=== Prompt ===
Reproduce the data in full, exactly as it appears.

Excerpts from an interface dataset
◇ ◇ ◇ ◇ ◇

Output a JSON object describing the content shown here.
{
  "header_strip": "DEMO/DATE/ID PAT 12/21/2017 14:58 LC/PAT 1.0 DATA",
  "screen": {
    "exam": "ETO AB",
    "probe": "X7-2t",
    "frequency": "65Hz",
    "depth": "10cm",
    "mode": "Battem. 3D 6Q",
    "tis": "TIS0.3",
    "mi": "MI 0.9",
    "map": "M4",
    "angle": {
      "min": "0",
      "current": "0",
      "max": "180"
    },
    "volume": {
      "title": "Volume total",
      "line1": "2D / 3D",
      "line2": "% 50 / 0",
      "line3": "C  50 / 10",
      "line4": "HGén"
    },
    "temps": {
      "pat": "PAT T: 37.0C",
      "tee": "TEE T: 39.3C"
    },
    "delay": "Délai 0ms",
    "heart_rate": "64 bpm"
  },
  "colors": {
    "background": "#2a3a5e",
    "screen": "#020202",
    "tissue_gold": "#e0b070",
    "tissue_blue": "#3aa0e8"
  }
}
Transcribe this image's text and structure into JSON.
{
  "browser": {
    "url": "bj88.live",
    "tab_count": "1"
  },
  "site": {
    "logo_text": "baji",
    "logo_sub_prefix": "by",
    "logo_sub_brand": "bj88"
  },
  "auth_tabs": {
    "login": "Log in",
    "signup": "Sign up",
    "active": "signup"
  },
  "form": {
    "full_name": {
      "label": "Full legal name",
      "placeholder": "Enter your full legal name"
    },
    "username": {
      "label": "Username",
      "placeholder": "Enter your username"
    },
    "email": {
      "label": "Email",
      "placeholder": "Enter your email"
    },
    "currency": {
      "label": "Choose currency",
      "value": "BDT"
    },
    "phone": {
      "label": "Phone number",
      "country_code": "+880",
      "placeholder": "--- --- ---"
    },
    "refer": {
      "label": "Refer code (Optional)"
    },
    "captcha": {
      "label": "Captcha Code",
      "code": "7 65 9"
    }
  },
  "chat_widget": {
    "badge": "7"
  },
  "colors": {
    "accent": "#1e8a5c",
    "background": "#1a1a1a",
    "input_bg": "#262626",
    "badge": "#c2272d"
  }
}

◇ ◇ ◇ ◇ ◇

=== Exercise response ===
Output a JSON object describing the content shown here.
{
  "header_strip": "DEMO/DATE/ID PAT 12/21/2017 14:58 LC/PAT 1.0 DATA",
  "screen": {
    "exam": "ETO AB",
    "probe": "X7-2t",
    "frequency": "65Hz",
    "depth": "10cm",
    "mode": "Battem. 3D 6Q",
    "tis": "TIS0.3",
    "mi": "MI 0.9",
    "map": "M4",
    "angle": {
      "min": "0",
      "current": "0",
      "max": "180"
    },
    "volume": {
      "title": "Volume total",
      "line1": "2D / 3D",
      "line2": "% 50 / 0",
      "line3": "C  50 / 10",
      "line4": "HGén"
    },
    "temps": {
      "pat": "PAT T: 37.0C",
      "tee": "TEE T: 39.3C"
    },
    "delay": "Délai 0ms",
    "heart_rate": "64 bpm"
  },
  "colors": {
    "background": "#2a3a5e",
    "screen": "#020202",
    "tissue_gold": "#e0b070",
    "tissue_blue": "#3aa0e8"
  }
}
Transcribe this image's text and structure into JSON.
{
  "browser": {
    "url": "bj88.live",
    "tab_count": "1"
  },
  "site": {
    "logo_text": "baji",
    "logo_sub_prefix": "by",
    "logo_sub_brand": "bj88"
  },
  "auth_tabs": {
    "login": "Log in",
    "signup": "Sign up",
    "active": "signup"
  },
  "form": {
    "full_name": {
      "label": "Full legal name",
      "placeholder": "Enter your full legal name"
    },
    "username": {
      "label": "Username",
      "placeholder": "Enter your username"
    },
    "email": {
      "label": "Email",
      "placeholder": "Enter your email"
    },
    "currency": {
      "label": "Choose currency",
      "value": "BDT"
    },
    "phone": {
      "label": "Phone number",
      "country_code": "+880",
      "placeholder": "--- --- ---"
    },
    "refer": {
      "label": "Refer code (Optional)"
    },
    "captcha": {
      "label": "Captcha Code",
      "code": "7 65 9"
    }
  },
  "chat_widget": {
    "badge": "7"
  },
  "colors": {
    "accent": "#1e8a5c",
    "background": "#1a1a1a",
    "input_bg": "#262626",
    "badge": "#c2272d"
  }
}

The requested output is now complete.